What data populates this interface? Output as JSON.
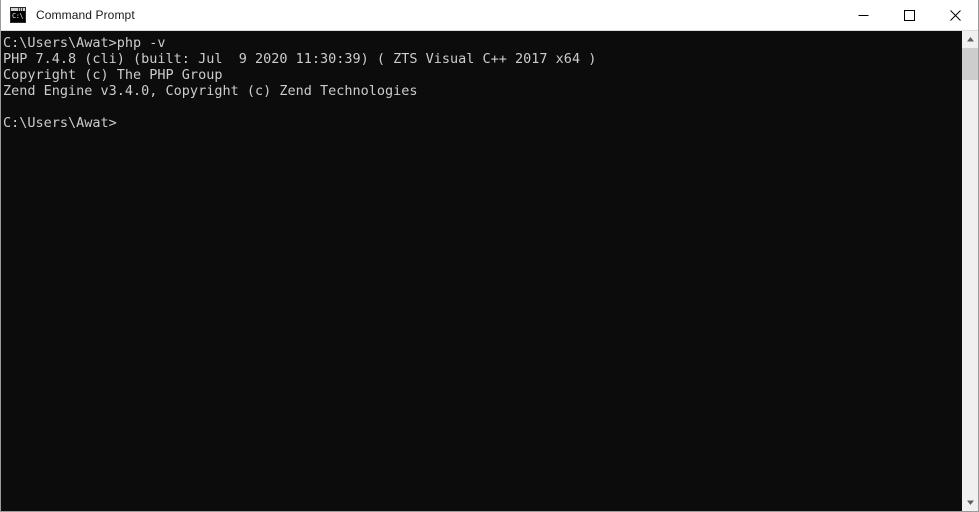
{
  "window": {
    "title": "Command Prompt",
    "icon": "console-icon",
    "icon_text": "C:\\",
    "background_color": "#0c0c0c",
    "titlebar_color": "#ffffff",
    "text_color": "#cccccc"
  },
  "window_controls": {
    "minimize": {
      "name": "minimize-button",
      "label": "Minimize"
    },
    "maximize": {
      "name": "maximize-button",
      "label": "Maximize"
    },
    "close": {
      "name": "close-button",
      "label": "Close"
    }
  },
  "console": {
    "lines": [
      "C:\\Users\\Awat>php -v",
      "PHP 7.4.8 (cli) (built: Jul  9 2020 11:30:39) ( ZTS Visual C++ 2017 x64 )",
      "Copyright (c) The PHP Group",
      "Zend Engine v3.4.0, Copyright (c) Zend Technologies",
      "",
      "C:\\Users\\Awat>"
    ]
  },
  "scrollbar": {
    "up_arrow": "scroll-up-arrow",
    "down_arrow": "scroll-down-arrow",
    "thumb": "scroll-thumb"
  }
}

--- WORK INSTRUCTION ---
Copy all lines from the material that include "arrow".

--- RESULT ---
    "up_arrow": "scroll-up-arrow",
    "down_arrow": "scroll-down-arrow",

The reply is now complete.